Now, nevertheless, the storefront-payday-lending industry is embattled. The annualized rate that lenders could charge members of the military in 2006, after much outcry about the upcropping of payday lenders near military bases, Congress passed a law capping at 36 percent. In reaction to force from customer advocates, numerous states have actually started wanting to rein on the market, through either legislation or outright bans. Loan providers have excelled at finding loopholes within these regulations. Nevertheless, relating to Pew, the sheer number of states in which payday lenders operate has dropped from a peak of 44 in 2004 to 36 in 2010. Nationwide, in accordance with the Center for Financial Services Innovation, “single-payment credit”—so called due to the fact amount lent is born in a single swelling sum—barely expanded from 2012 to 2014.

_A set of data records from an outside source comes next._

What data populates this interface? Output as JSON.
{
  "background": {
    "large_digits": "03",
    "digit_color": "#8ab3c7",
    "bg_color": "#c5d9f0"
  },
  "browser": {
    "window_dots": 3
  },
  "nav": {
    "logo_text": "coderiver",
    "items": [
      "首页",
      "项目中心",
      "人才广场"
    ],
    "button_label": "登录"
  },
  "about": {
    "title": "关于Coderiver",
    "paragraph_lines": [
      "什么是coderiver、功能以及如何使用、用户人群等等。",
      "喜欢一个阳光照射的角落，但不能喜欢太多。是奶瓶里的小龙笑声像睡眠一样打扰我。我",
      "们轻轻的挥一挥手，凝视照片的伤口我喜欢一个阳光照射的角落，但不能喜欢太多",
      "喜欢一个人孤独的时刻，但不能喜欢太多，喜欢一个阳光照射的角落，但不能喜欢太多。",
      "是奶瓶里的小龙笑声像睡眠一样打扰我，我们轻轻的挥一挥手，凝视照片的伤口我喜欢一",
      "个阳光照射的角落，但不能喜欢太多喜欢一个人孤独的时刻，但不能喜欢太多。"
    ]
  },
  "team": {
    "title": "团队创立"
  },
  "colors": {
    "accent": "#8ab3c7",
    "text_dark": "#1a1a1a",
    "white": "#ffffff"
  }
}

One issue because of the payday-lending industry—for regulators, for loan providers, when it comes to public interest—is so it defies easy intuition that is economic. By way of example, in many companies, more competition means reduced charges for customers. That maxim clearly helped guide the deregulation for the fringe financing business in the 1990s—and some advocates still think that further deregulation is key to making loans that are payday. Yet there’s small evidence that a expansion of payday loan providers creates this consumer-friendly effect that is competitive. Quite the contrary: While states without any interest-rate restrictions have more competition—there are far more stores—borrowers in those states (Idaho, Southern Dakota, Texas, and Wisconsin) spend the best costs in the united states, a lot more than dual those paid by residents of other states, relating to Pew. In states where in actuality the interest is capped, the rate that payday loan providers charge gravitates appropriate toward the limit. “Instead of a race towards the lowest prices, it is a battle to your greatest rates,” says Tom Feltner, the manager of economic solutions during the Consumer Federation of America.